_Work instructions_
Your response should consist of one number, the count of lines below that contain "source".

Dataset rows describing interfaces

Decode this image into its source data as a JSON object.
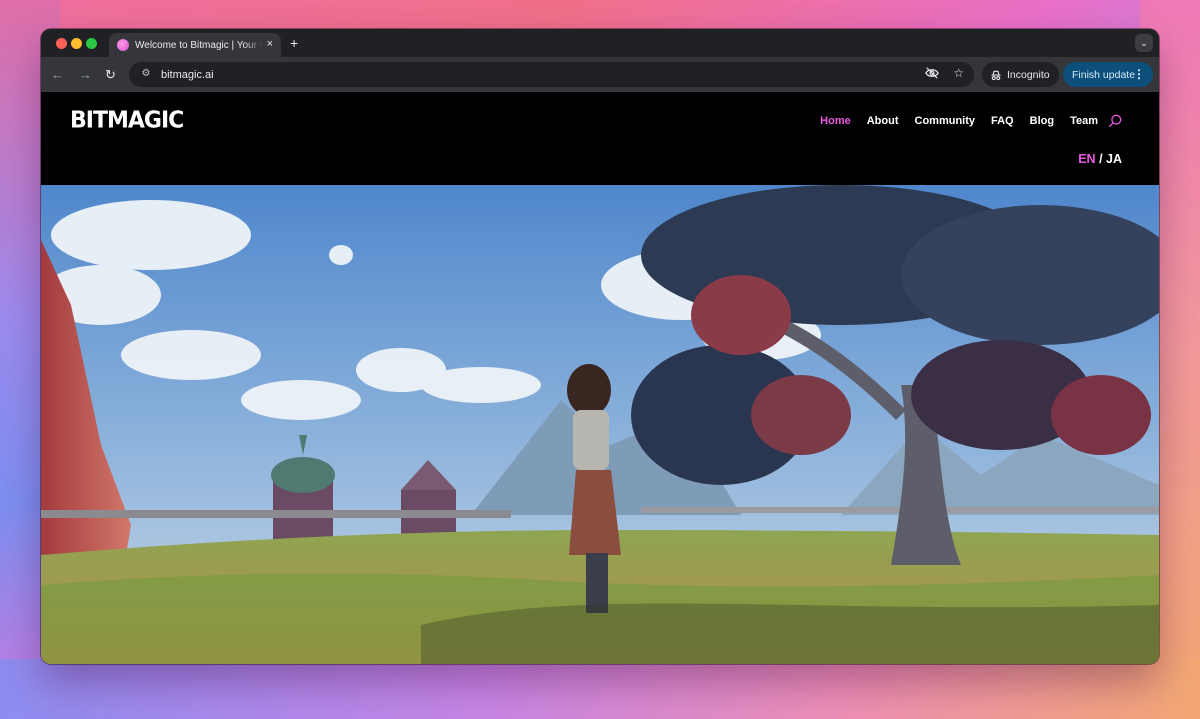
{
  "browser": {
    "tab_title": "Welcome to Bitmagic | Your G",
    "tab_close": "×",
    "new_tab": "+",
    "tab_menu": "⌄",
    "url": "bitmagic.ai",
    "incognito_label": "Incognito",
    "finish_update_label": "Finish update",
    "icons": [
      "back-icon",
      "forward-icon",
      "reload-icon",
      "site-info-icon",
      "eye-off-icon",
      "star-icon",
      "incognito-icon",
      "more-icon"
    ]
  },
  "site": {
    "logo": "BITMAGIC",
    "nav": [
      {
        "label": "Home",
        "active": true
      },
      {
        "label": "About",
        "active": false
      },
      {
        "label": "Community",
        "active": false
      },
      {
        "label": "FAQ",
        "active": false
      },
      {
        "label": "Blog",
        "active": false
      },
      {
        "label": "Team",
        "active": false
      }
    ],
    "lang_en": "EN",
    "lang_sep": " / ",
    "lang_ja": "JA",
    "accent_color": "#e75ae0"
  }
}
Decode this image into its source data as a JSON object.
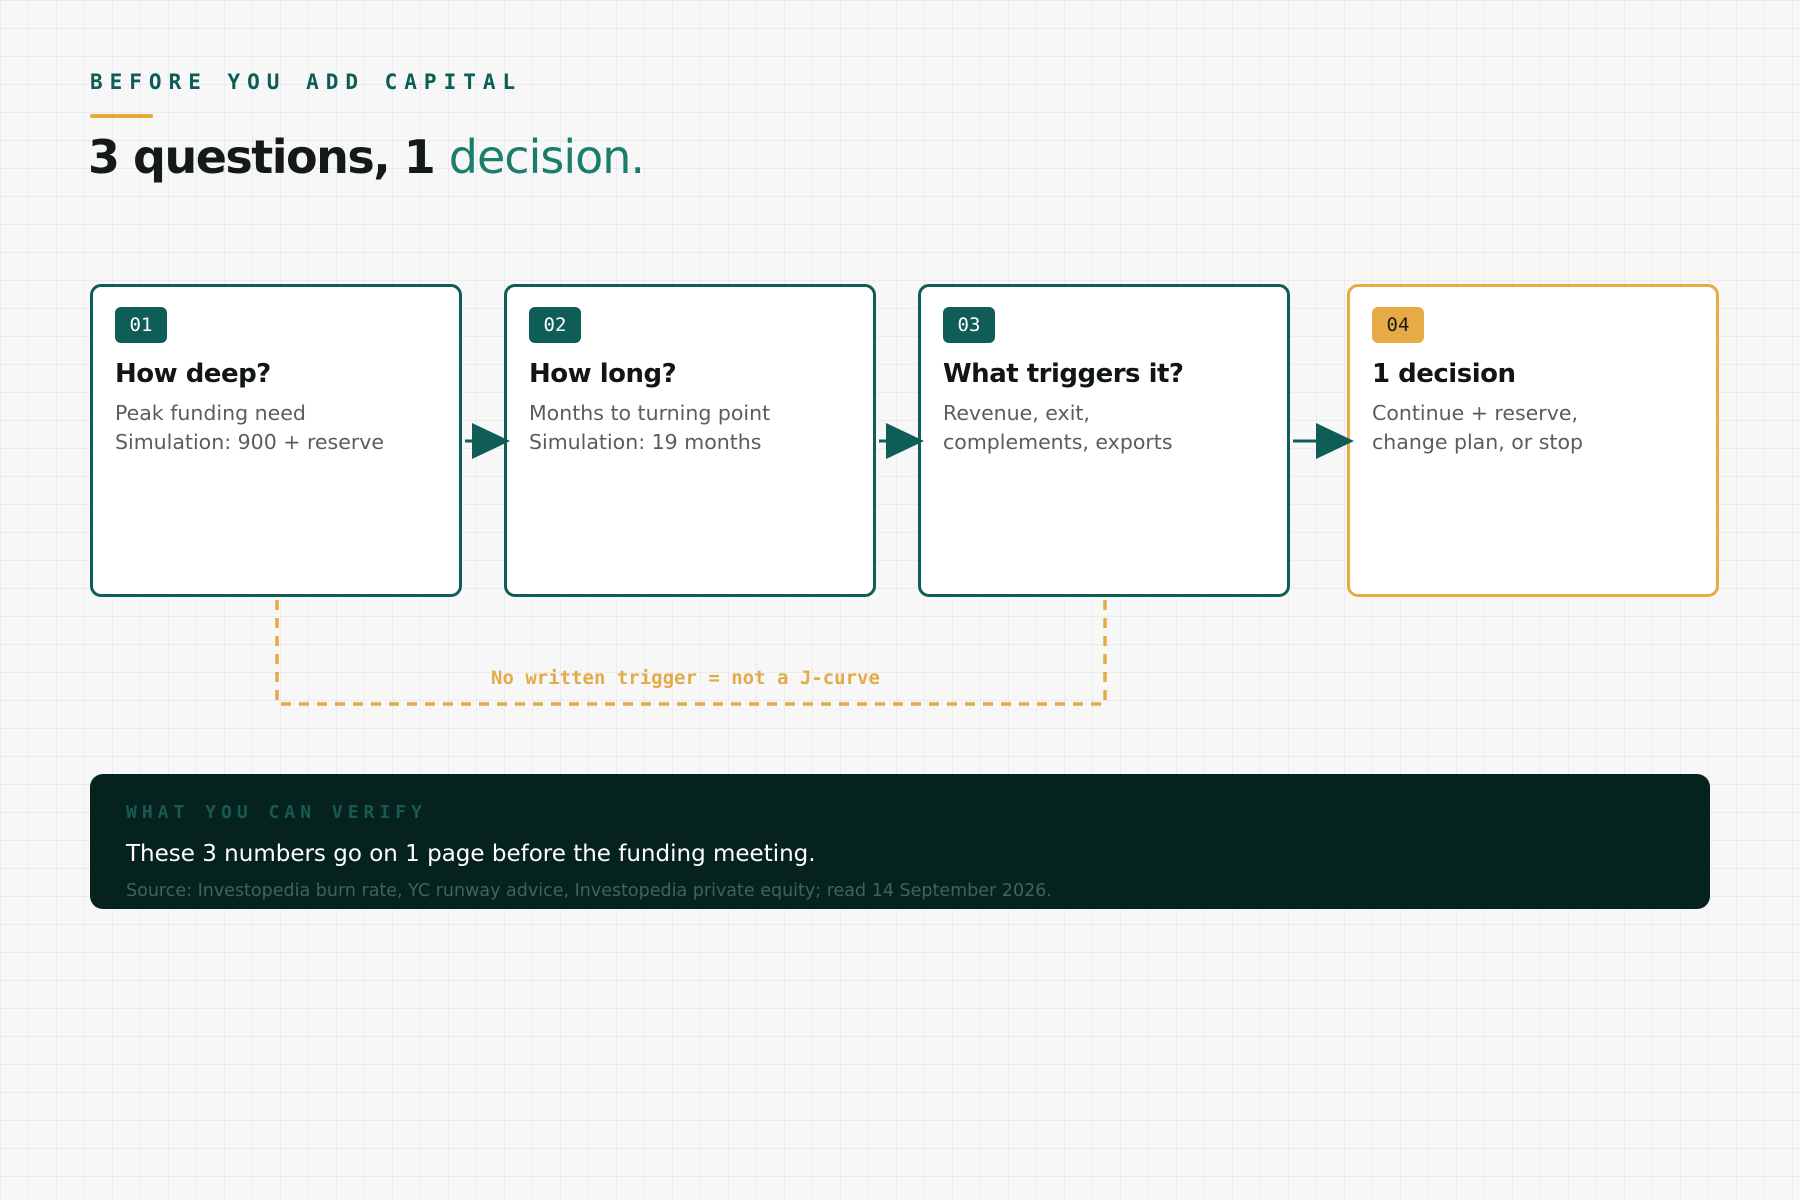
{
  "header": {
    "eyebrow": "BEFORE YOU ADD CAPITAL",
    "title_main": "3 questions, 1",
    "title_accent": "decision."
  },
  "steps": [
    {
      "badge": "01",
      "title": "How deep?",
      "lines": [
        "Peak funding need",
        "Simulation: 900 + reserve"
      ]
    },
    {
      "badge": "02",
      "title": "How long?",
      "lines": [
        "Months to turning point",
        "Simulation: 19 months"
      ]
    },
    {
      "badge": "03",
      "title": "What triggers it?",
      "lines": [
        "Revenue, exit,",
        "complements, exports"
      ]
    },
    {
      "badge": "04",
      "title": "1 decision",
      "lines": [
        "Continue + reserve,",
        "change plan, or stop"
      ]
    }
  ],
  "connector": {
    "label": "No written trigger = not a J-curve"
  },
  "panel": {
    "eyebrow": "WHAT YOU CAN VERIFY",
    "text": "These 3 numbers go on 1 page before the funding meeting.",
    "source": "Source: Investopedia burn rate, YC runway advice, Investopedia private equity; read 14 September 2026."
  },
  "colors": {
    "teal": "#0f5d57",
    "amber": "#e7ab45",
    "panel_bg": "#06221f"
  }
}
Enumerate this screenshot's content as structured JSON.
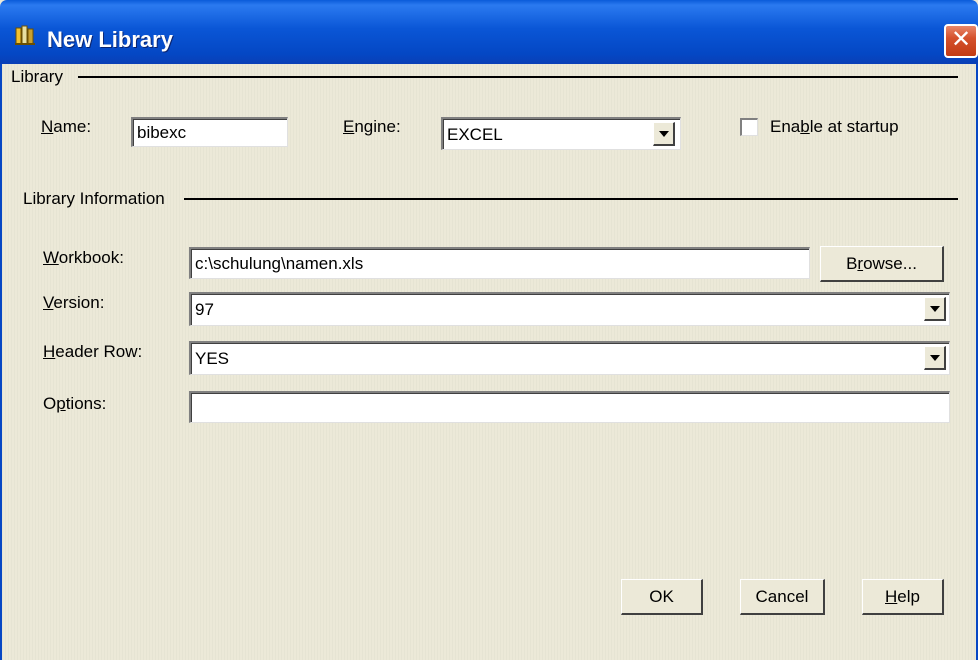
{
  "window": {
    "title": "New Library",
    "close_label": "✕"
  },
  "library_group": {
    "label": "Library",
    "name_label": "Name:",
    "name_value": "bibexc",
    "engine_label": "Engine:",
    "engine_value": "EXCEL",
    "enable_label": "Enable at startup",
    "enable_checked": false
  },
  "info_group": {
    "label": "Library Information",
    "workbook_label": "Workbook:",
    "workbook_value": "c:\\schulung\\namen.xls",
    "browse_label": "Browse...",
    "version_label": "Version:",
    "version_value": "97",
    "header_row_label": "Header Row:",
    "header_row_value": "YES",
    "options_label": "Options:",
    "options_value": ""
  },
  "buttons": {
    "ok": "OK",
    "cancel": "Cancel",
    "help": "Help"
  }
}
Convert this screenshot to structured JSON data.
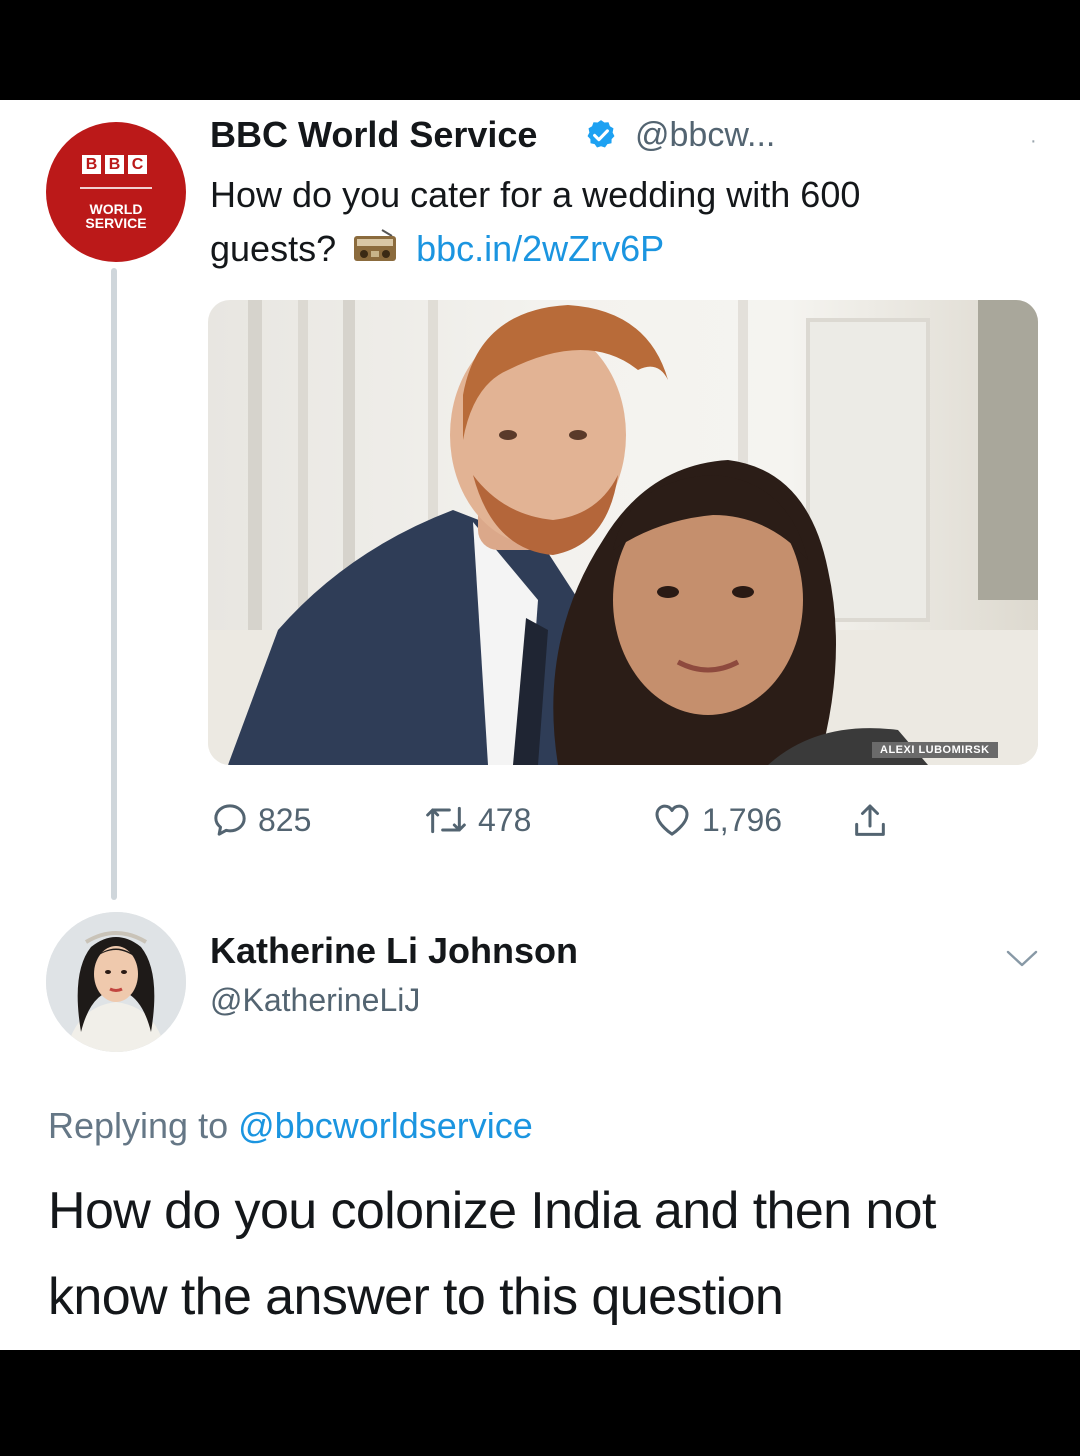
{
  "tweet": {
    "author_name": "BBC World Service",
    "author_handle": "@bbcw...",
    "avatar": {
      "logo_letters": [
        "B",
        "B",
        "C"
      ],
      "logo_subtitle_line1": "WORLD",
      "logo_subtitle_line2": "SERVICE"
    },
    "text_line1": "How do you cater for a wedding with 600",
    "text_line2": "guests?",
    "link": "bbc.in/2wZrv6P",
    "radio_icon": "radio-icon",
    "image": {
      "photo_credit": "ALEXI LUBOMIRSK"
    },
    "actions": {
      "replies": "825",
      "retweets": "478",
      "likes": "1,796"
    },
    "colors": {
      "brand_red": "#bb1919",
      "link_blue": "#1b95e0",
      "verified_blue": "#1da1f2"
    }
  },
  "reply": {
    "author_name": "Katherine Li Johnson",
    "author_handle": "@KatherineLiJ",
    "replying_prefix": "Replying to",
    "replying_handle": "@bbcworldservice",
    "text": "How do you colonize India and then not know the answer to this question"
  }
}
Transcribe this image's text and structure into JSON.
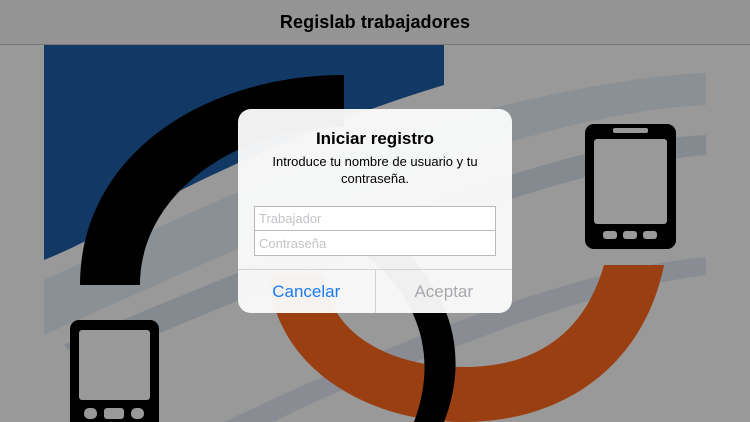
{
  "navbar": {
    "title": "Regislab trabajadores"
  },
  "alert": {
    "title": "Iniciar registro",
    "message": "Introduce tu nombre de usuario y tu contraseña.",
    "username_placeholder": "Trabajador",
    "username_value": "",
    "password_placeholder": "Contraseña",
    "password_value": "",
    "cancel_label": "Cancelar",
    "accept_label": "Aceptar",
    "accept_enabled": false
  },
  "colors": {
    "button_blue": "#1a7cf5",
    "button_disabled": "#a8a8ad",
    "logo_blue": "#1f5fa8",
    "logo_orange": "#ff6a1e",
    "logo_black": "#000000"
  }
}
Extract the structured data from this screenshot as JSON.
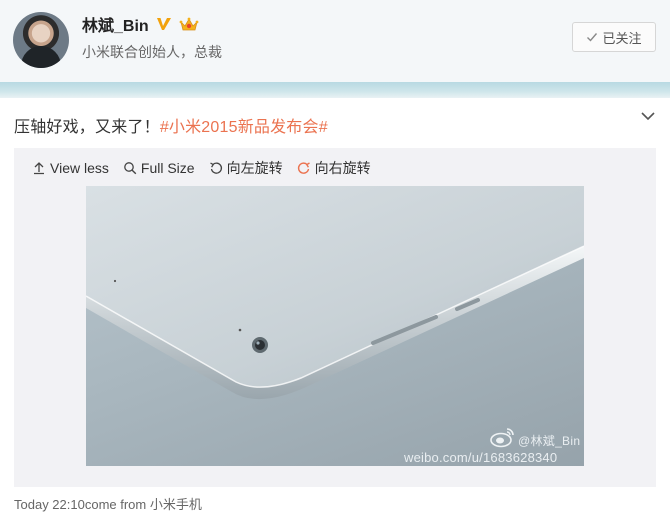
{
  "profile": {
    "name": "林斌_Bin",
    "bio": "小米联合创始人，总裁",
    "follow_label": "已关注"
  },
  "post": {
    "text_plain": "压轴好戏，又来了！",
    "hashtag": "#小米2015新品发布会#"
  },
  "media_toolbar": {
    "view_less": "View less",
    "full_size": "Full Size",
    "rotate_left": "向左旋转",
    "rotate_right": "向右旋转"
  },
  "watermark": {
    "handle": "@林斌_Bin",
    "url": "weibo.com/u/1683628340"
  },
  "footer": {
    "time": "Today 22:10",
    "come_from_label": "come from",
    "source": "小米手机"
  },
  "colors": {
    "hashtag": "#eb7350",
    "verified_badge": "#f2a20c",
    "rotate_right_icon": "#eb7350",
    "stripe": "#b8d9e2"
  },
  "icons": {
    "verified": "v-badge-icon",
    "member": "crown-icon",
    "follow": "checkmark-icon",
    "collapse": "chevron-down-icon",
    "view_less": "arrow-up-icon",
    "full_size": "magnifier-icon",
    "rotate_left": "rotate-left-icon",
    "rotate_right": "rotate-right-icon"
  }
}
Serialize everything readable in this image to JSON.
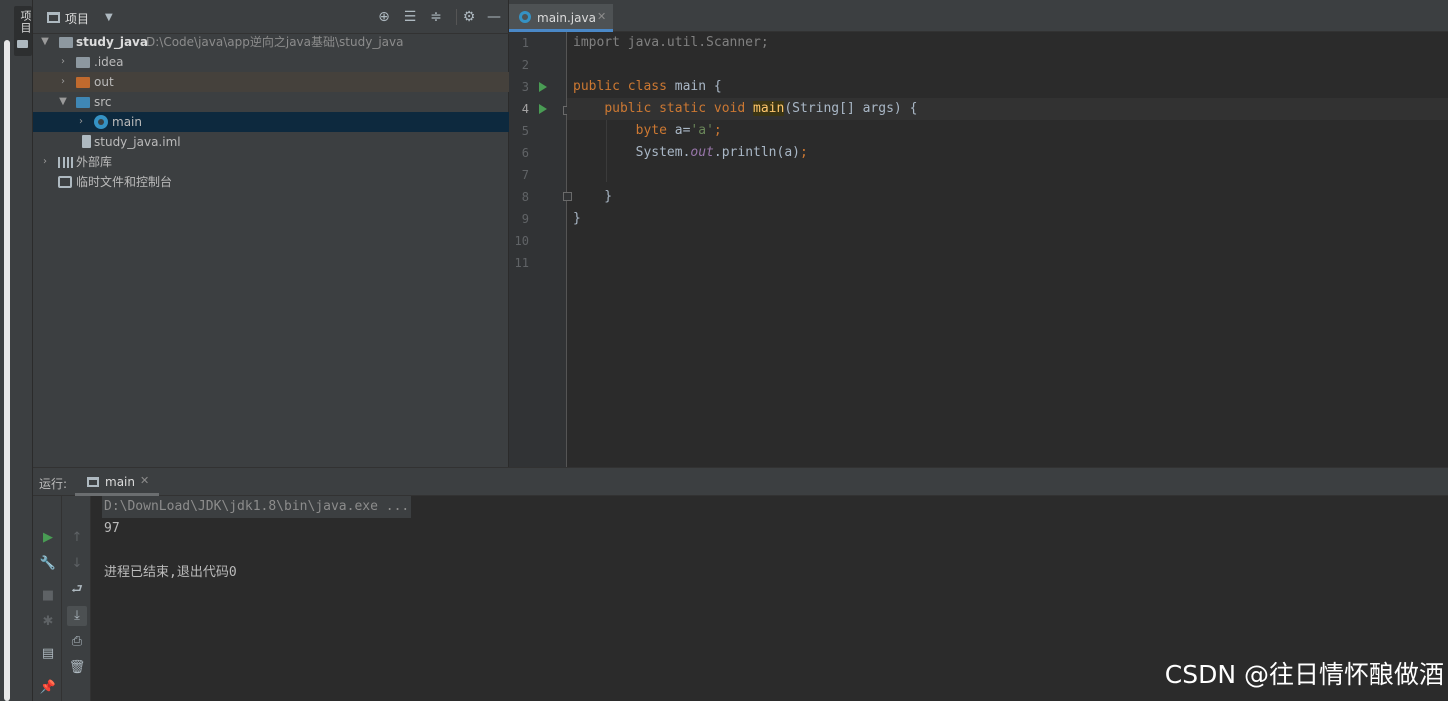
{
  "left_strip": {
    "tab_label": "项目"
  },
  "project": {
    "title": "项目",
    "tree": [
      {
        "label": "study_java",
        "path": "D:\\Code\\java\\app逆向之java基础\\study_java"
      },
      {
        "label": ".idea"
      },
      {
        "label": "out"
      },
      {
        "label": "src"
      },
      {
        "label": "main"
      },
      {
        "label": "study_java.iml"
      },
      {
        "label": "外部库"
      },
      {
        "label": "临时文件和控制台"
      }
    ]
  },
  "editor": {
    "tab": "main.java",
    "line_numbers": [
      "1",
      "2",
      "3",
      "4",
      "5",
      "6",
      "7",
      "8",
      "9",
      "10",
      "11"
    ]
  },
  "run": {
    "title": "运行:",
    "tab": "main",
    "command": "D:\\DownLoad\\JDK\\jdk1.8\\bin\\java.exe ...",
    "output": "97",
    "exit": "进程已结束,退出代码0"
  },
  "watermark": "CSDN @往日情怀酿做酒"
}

_Answer space_
4